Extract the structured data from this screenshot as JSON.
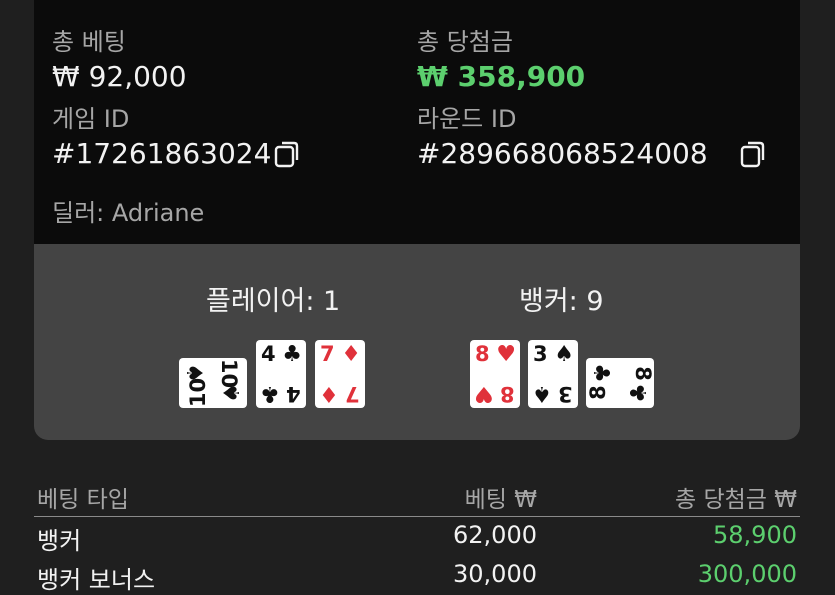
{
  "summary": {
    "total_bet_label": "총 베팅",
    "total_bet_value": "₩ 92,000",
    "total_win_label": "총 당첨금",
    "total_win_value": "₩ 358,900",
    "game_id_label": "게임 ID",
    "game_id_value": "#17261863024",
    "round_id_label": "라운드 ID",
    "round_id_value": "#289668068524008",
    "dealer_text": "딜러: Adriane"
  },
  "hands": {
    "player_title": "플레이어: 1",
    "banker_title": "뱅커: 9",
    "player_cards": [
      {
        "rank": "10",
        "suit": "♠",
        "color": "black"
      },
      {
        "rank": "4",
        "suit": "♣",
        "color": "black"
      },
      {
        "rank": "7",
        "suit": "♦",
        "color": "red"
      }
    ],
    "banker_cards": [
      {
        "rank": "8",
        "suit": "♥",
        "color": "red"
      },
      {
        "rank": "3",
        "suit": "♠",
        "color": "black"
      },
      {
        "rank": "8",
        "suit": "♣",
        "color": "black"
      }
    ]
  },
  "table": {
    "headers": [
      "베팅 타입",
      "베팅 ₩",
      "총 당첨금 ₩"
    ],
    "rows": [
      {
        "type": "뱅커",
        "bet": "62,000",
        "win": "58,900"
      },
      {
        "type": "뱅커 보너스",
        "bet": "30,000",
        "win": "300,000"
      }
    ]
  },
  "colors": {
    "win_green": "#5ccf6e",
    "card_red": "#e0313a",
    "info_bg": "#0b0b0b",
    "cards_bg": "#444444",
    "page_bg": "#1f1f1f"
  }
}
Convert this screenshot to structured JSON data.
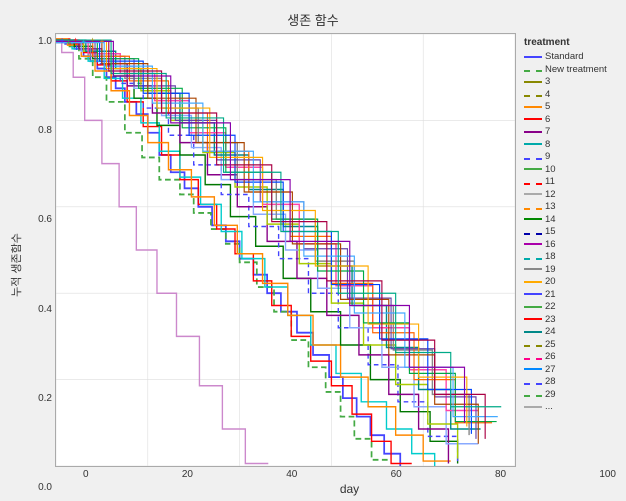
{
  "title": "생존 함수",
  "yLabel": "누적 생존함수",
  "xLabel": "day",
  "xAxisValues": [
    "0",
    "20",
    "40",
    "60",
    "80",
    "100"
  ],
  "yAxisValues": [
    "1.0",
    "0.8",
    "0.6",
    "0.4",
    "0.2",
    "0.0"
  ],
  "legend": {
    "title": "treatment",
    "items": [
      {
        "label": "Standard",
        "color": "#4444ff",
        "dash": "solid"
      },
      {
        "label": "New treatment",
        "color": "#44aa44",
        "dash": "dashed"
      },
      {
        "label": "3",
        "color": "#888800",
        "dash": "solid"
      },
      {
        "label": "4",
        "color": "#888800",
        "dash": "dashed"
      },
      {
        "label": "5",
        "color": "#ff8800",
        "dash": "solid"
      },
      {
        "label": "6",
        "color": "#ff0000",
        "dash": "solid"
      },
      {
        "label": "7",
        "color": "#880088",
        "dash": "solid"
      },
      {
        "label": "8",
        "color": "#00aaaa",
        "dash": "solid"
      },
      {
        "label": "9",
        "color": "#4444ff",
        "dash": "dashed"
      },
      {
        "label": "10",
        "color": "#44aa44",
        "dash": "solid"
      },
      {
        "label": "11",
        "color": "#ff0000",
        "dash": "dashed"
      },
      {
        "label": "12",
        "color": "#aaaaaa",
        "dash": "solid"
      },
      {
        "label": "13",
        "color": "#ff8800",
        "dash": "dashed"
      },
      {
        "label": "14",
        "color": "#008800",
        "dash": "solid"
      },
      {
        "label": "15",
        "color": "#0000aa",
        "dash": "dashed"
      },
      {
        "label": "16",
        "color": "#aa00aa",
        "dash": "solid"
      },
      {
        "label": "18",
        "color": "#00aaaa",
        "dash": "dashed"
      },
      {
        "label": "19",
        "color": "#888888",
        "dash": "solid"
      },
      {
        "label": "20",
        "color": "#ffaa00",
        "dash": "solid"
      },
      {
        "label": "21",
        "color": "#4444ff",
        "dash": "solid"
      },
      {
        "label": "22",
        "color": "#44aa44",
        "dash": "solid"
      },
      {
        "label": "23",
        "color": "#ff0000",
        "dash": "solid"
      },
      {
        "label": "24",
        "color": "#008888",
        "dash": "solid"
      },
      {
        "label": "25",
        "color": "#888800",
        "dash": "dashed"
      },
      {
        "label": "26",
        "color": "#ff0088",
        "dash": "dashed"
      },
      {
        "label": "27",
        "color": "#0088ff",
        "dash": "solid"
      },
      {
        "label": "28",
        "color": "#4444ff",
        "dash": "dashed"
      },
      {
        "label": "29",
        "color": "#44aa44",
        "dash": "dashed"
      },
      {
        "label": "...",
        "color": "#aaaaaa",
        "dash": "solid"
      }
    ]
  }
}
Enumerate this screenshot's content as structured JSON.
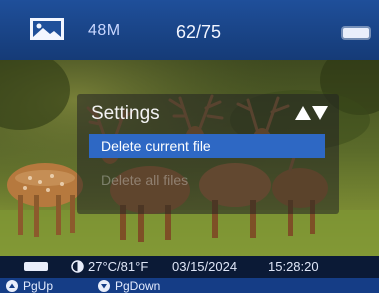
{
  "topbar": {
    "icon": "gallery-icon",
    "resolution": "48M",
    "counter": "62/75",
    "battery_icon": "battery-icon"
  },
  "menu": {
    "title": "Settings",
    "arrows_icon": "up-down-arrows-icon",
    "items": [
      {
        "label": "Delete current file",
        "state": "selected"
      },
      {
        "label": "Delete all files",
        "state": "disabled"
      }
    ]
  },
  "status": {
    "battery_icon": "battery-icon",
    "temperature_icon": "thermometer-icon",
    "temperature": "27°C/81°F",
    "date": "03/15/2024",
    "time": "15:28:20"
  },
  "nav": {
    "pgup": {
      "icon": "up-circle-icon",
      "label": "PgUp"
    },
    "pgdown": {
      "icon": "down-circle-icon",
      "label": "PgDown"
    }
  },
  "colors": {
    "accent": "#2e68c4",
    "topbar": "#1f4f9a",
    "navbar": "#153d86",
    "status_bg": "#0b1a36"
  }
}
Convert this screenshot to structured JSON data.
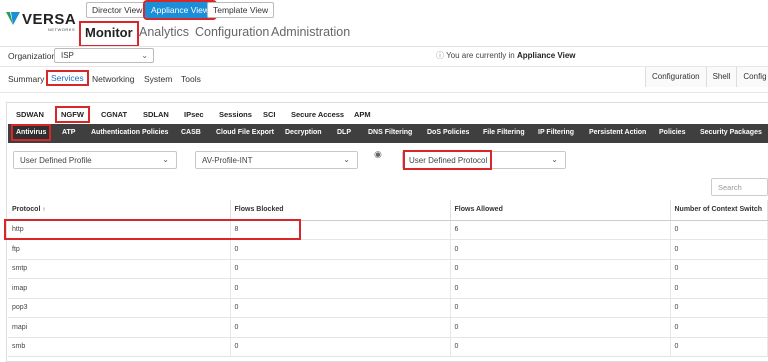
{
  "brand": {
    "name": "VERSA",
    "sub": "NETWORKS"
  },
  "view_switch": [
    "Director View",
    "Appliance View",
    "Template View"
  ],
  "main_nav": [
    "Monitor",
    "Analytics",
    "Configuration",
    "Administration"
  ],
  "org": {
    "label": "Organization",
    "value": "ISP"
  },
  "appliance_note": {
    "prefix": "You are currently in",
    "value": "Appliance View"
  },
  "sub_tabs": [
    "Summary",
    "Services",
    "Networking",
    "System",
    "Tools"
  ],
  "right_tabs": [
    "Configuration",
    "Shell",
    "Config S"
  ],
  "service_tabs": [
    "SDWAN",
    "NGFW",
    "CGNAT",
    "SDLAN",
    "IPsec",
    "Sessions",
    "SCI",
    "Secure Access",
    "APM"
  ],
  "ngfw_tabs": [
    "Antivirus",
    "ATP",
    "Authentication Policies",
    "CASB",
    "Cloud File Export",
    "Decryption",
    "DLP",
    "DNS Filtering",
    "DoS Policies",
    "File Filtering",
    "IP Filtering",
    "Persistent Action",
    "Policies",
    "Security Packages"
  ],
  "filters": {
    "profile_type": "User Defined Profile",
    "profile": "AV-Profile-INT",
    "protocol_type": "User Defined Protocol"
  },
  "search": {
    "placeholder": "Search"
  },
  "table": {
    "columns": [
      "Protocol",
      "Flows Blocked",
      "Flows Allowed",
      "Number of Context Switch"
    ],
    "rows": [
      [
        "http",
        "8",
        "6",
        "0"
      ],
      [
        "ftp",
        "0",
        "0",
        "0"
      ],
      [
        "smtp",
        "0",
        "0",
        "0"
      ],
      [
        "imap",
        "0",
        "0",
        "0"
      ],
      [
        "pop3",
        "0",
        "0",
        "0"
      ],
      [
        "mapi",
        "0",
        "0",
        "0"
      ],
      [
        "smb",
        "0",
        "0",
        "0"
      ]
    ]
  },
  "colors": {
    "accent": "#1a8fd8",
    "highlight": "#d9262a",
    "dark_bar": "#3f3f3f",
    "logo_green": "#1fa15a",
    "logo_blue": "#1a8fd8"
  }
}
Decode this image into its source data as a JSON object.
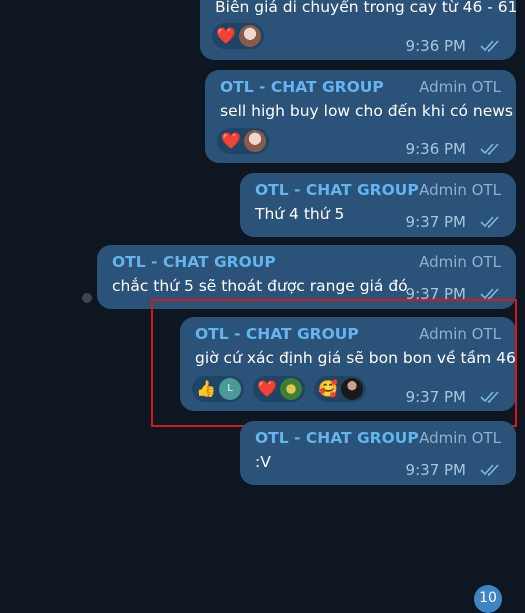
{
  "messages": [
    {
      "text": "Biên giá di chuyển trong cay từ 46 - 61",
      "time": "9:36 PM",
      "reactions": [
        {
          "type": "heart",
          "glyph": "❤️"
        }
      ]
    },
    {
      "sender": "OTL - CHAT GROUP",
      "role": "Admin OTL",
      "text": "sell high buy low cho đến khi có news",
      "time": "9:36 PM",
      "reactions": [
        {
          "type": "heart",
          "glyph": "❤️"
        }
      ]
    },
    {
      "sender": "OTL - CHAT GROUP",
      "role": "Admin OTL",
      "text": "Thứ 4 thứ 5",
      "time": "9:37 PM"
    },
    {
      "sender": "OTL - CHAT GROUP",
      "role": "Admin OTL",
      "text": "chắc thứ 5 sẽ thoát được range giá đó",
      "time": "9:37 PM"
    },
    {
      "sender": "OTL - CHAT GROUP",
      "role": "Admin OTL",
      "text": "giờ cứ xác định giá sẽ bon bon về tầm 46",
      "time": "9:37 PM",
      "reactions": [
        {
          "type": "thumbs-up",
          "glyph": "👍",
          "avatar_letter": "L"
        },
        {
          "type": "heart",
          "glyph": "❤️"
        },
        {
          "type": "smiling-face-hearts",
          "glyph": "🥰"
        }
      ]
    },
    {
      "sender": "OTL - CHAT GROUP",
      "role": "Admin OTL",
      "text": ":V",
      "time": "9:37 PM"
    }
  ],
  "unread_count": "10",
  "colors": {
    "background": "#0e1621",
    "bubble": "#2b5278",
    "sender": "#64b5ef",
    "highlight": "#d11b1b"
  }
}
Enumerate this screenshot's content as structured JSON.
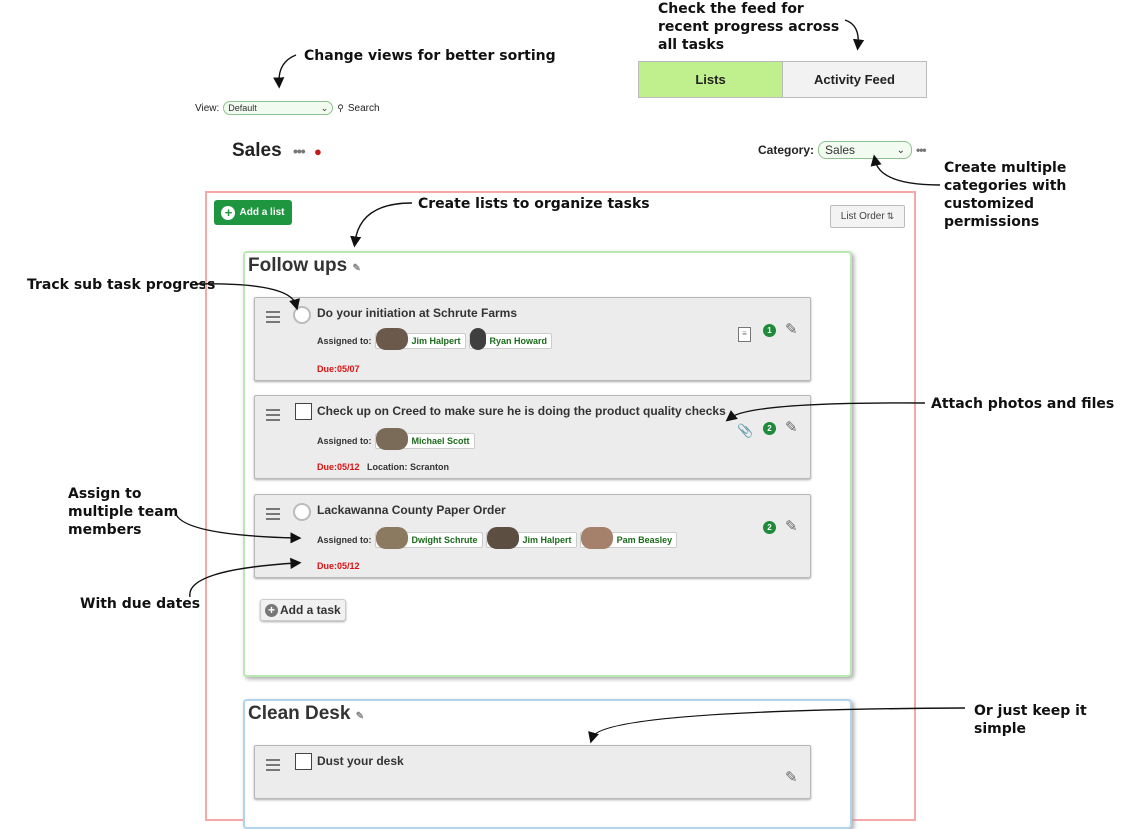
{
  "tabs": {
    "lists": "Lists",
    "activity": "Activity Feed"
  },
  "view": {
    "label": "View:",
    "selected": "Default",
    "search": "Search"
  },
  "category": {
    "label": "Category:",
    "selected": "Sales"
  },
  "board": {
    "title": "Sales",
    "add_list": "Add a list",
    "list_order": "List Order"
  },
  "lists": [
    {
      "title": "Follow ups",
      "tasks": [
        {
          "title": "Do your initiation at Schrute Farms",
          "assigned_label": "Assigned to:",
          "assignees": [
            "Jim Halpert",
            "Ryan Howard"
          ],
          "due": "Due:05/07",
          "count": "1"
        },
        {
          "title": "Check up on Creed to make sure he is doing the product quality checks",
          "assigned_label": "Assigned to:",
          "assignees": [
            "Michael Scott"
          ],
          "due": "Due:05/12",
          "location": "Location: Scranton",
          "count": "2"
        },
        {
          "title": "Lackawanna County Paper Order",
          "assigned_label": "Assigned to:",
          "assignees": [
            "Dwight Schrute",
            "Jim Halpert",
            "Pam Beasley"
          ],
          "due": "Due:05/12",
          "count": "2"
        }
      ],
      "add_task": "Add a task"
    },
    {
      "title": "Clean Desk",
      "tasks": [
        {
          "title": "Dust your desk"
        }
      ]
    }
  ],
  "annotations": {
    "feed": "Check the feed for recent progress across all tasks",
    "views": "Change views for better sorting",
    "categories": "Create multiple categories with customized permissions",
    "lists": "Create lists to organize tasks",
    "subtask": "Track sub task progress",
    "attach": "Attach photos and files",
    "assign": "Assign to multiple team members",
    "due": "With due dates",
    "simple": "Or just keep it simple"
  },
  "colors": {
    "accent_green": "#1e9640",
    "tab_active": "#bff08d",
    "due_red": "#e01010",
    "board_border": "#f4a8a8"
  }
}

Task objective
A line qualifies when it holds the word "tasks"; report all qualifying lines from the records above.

Finished task
      "tasks": [
      "tasks": [
    "feed": "Check the feed for recent progress across all tasks",
    "lists": "Create lists to organize tasks",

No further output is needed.